A career in the NFL is one of the most sure fire ways of becoming filthy rich. Even the slowest, smallest and the least talented football players make more money than far smarter people do working regular jobs. But a new study by the National Bureau of Economic Research has found that despite making so much money, 16 percent of all NFL players go bankrupt within 12 years of their retirement.
The research, conducted by Kyle Carlson (Cal Tech), Joshua Kim (University of Washington), Annamaria Lusardi (George Washington), and Colin F. Camerer (Cal Tech), examined the financial records of more than 2,000 NFL players spanning almost 20 years.
As of 2014, every player on any 53-man NFL roster is bound to earn at least $420,000 a season. Even those who are kept just for practice squads also take home at least $107,100 annually. Considering that the median household income in U.S. was $51,939 in 2013, even the smallest earner associated with an NFL team makes more than twice what average American families do.
This is why running out of money to pay creditors should happen much less for former NFLers, but the study shows that Chapter 16 bankruptcies are just as common among them as they are in other demographics.
"Having played for a long time and having been a successful and well-paid player does not provide much protection against the risk of going bankrupt," the study observes.
This unusual financial behavior is not just limited to the NFL. Poor money management skills has led a number of former NBA stars and boxing world champions to blow out fortunes they had amassed during their careers. Just recently, former heavyweight boxer Riddick Bowe, who had career earnings in excess of $50 million, was spotted selling his tweets for $20. Other former pugilists like Mike Tyson and Evander Holyfield have similar stories.

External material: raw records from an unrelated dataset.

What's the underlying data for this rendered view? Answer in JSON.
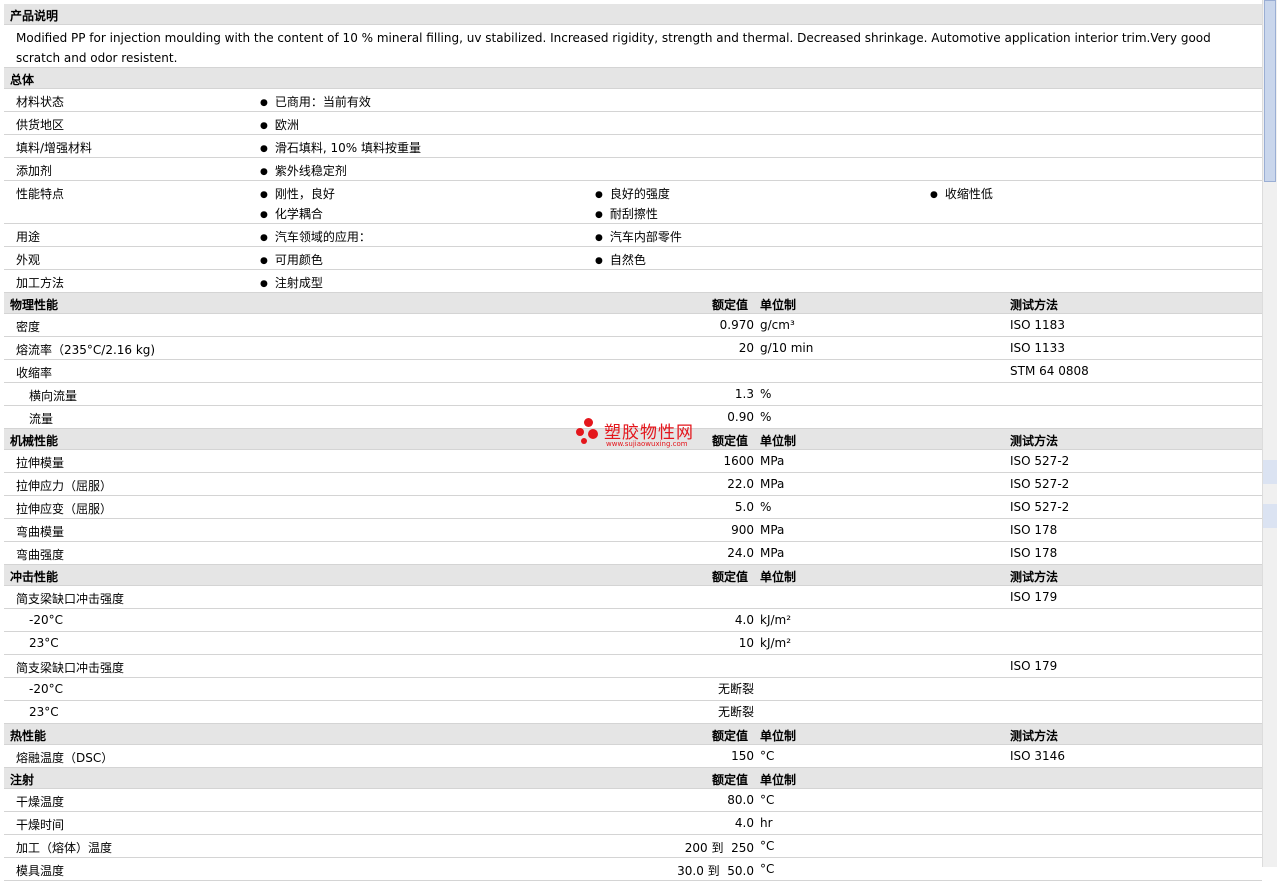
{
  "sections": {
    "description": {
      "title": "产品说明",
      "text": "Modified PP for injection moulding with the content of 10 % mineral filling, uv stabilized. Increased rigidity, strength and thermal. Decreased shrinkage. Automotive application interior trim.Very good scratch and odor resistent."
    },
    "general": {
      "title": "总体",
      "rows": [
        {
          "label": "材料状态",
          "items": [
            "已商用：当前有效"
          ]
        },
        {
          "label": "供货地区",
          "items": [
            "欧洲"
          ]
        },
        {
          "label": "填料/增强材料",
          "items": [
            "滑石填料, 10% 填料按重量"
          ]
        },
        {
          "label": "添加剂",
          "items": [
            "紫外线稳定剂"
          ]
        },
        {
          "label": "性能特点",
          "items": [
            "刚性，良好",
            "良好的强度",
            "收缩性低",
            "化学耦合",
            "耐刮擦性"
          ]
        },
        {
          "label": "用途",
          "items": [
            "汽车领域的应用：",
            "汽车内部零件"
          ]
        },
        {
          "label": "外观",
          "items": [
            "可用颜色",
            "自然色"
          ]
        },
        {
          "label": "加工方法",
          "items": [
            "注射成型"
          ]
        }
      ]
    },
    "header_labels": {
      "value": "额定值",
      "unit": "单位制",
      "method": "测试方法"
    },
    "physical": {
      "title": "物理性能",
      "rows": [
        {
          "label": "密度",
          "value": "0.970",
          "unit": "g/cm³",
          "method": "ISO 1183"
        },
        {
          "label": "熔流率（235°C/2.16 kg)",
          "value": "20",
          "unit": "g/10 min",
          "method": "ISO 1133"
        },
        {
          "label": "收缩率",
          "value": "",
          "unit": "",
          "method": "STM 64 0808"
        },
        {
          "label": "横向流量",
          "value": "1.3",
          "unit": "%",
          "method": ""
        },
        {
          "label": "流量",
          "value": "0.90",
          "unit": "%",
          "method": ""
        }
      ]
    },
    "mechanical": {
      "title": "机械性能",
      "rows": [
        {
          "label": "拉伸模量",
          "value": "1600",
          "unit": "MPa",
          "method": "ISO 527-2"
        },
        {
          "label": "拉伸应力（屈服）",
          "value": "22.0",
          "unit": "MPa",
          "method": "ISO 527-2"
        },
        {
          "label": "拉伸应变（屈服）",
          "value": "5.0",
          "unit": "%",
          "method": "ISO 527-2"
        },
        {
          "label": "弯曲模量",
          "value": "900",
          "unit": "MPa",
          "method": "ISO 178"
        },
        {
          "label": "弯曲强度",
          "value": "24.0",
          "unit": "MPa",
          "method": "ISO 178"
        }
      ]
    },
    "impact": {
      "title": "冲击性能",
      "rows": [
        {
          "label": "简支梁缺口冲击强度",
          "value": "",
          "unit": "",
          "method": "ISO 179"
        },
        {
          "label": "-20°C",
          "value": "4.0",
          "unit": "kJ/m²",
          "method": ""
        },
        {
          "label": "23°C",
          "value": "10",
          "unit": "kJ/m²",
          "method": ""
        },
        {
          "label": "简支梁缺口冲击强度",
          "value": "",
          "unit": "",
          "method": "ISO 179"
        },
        {
          "label": "-20°C",
          "value": "无断裂",
          "unit": "",
          "method": ""
        },
        {
          "label": "23°C",
          "value": "无断裂",
          "unit": "",
          "method": ""
        }
      ]
    },
    "thermal": {
      "title": "热性能",
      "rows": [
        {
          "label": "熔融温度（DSC）",
          "value": "150",
          "unit": "°C",
          "method": "ISO 3146"
        }
      ]
    },
    "injection": {
      "title": "注射",
      "rows": [
        {
          "label": "干燥温度",
          "value": "80.0",
          "unit": "°C",
          "method": ""
        },
        {
          "label": "干燥时间",
          "value": "4.0",
          "unit": "hr",
          "method": ""
        },
        {
          "label": "加工（熔体）温度",
          "value": "200 到  250",
          "unit": "°C",
          "method": ""
        },
        {
          "label": "模具温度",
          "value": "30.0 到  50.0",
          "unit": "°C",
          "method": ""
        }
      ]
    }
  },
  "watermark": {
    "name": "塑胶物性网",
    "url": "www.sujiaowuxing.com"
  },
  "colors": {
    "section_bg": "#e5e5e5",
    "row_border": "#d4d4d4",
    "watermark": "#e4161c"
  }
}
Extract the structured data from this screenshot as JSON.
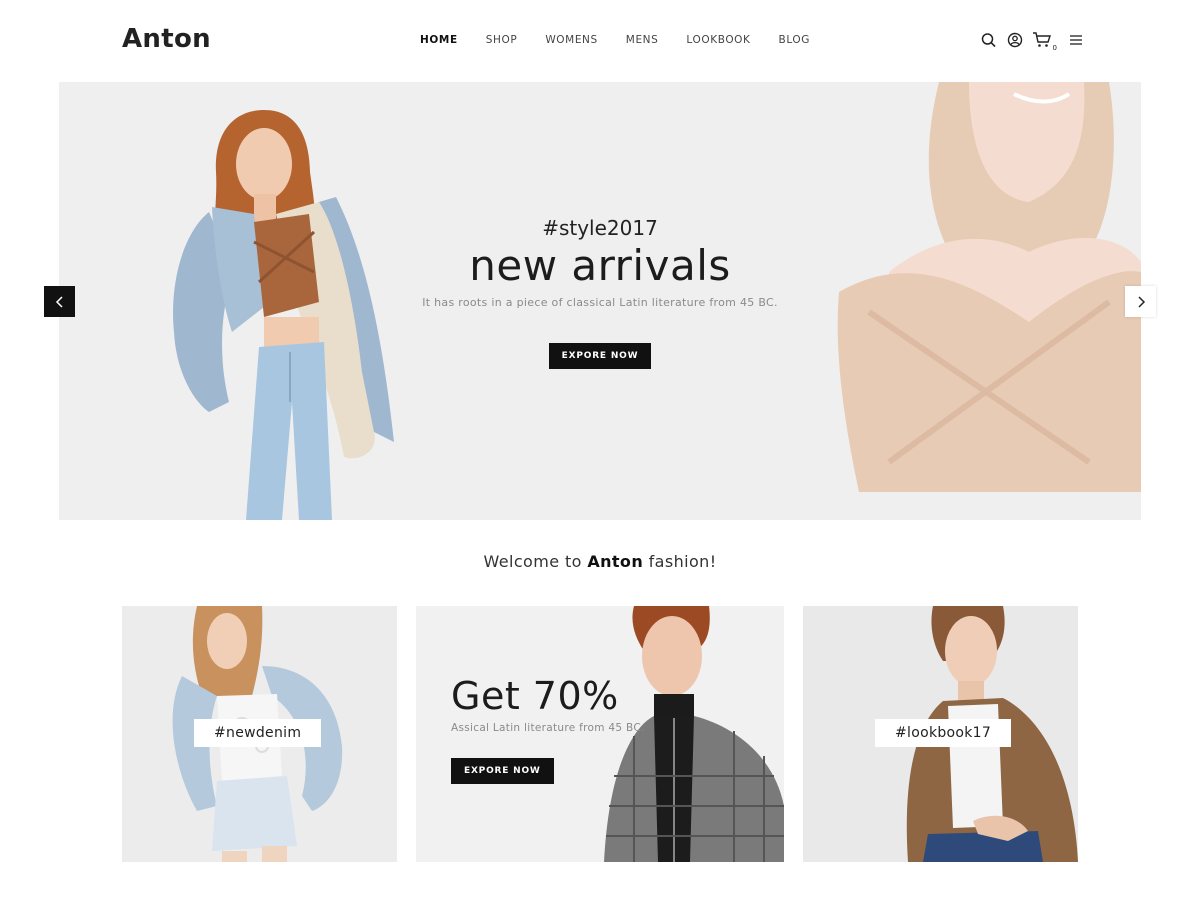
{
  "brand": {
    "logo": "Anton"
  },
  "nav": {
    "items": [
      {
        "label": "HOME",
        "active": true
      },
      {
        "label": "SHOP",
        "active": false
      },
      {
        "label": "WOMENS",
        "active": false
      },
      {
        "label": "MENS",
        "active": false
      },
      {
        "label": "LOOKBOOK",
        "active": false
      },
      {
        "label": "BLOG",
        "active": false
      }
    ]
  },
  "header_icons": {
    "search": "search-icon",
    "account": "user-icon",
    "cart": "cart-icon",
    "cart_count": "0",
    "menu": "hamburger-icon"
  },
  "hero": {
    "tag": "#style2017",
    "title": "new arrivals",
    "subtitle": "It has roots in a piece of classical Latin literature from 45 BC.",
    "button": "EXPORE NOW",
    "prev_icon": "chevron-left-icon",
    "next_icon": "chevron-right-icon"
  },
  "welcome": {
    "prefix": "Welcome to",
    "brand": "Anton",
    "suffix": "fashion!"
  },
  "promos": {
    "denim_label": "#newdenim",
    "sale_title": "Get 70%",
    "sale_subtitle": "Assical Latin literature from 45 BC.",
    "sale_button": "EXPORE NOW",
    "lookbook_label": "#lookbook17"
  },
  "colors": {
    "accent_dark": "#111111",
    "hero_bg": "#efefef",
    "muted_text": "#8a8a8a"
  }
}
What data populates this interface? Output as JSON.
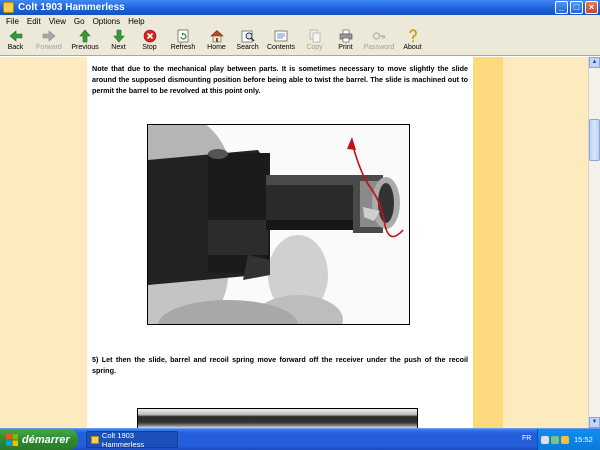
{
  "window": {
    "title": "Colt 1903 Hammerless",
    "controls": [
      "_",
      "□",
      "×"
    ]
  },
  "menu": [
    "File",
    "Edit",
    "View",
    "Go",
    "Options",
    "Help"
  ],
  "toolbar": [
    {
      "label": "Back",
      "icon": "back-arrow-icon",
      "enabled": true
    },
    {
      "label": "Forward",
      "icon": "forward-arrow-icon",
      "enabled": false
    },
    {
      "label": "Previous",
      "icon": "up-arrow-icon",
      "enabled": true
    },
    {
      "label": "Next",
      "icon": "down-arrow-icon",
      "enabled": true
    },
    {
      "label": "Stop",
      "icon": "stop-icon",
      "enabled": true
    },
    {
      "label": "Refresh",
      "icon": "refresh-icon",
      "enabled": true
    },
    {
      "label": "Home",
      "icon": "home-icon",
      "enabled": true
    },
    {
      "label": "Search",
      "icon": "search-icon",
      "enabled": true
    },
    {
      "label": "Contents",
      "icon": "contents-icon",
      "enabled": true
    },
    {
      "label": "Copy",
      "icon": "copy-icon",
      "enabled": false
    },
    {
      "label": "Print",
      "icon": "print-icon",
      "enabled": true
    },
    {
      "label": "Password",
      "icon": "password-icon",
      "enabled": false
    },
    {
      "label": "About",
      "icon": "about-icon",
      "enabled": true
    }
  ],
  "content": {
    "paragraph1": "Note that due to the mechanical play between parts. It is sometimes necessary to move slightly the slide around the supposed dismounting position before being able to twist the barrel. The slide is machined out to permit the barrel to be revolved at this point only.",
    "paragraph2": "5) Let then the slide, barrel and recoil spring move forward off the receiver under the push of the recoil spring."
  },
  "taskbar": {
    "start_label": "démarrer",
    "task_label": "Colt 1903 Hammerless",
    "language": "FR",
    "clock": "15:52"
  },
  "colors": {
    "page_background": "#fdebbf",
    "gold_strip": "#fcd97d",
    "titlebar": "#1d5fd6",
    "taskbar": "#245edb",
    "annotation_red": "#c4101a"
  }
}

It just goes to show how top athletes don't just need to work on their sporting skills, but they also need coaching in how to effectively manage their monies. Some player unions have started working on it, but judging by the numbers that the aforementioned study is quoting, they need to step up their game.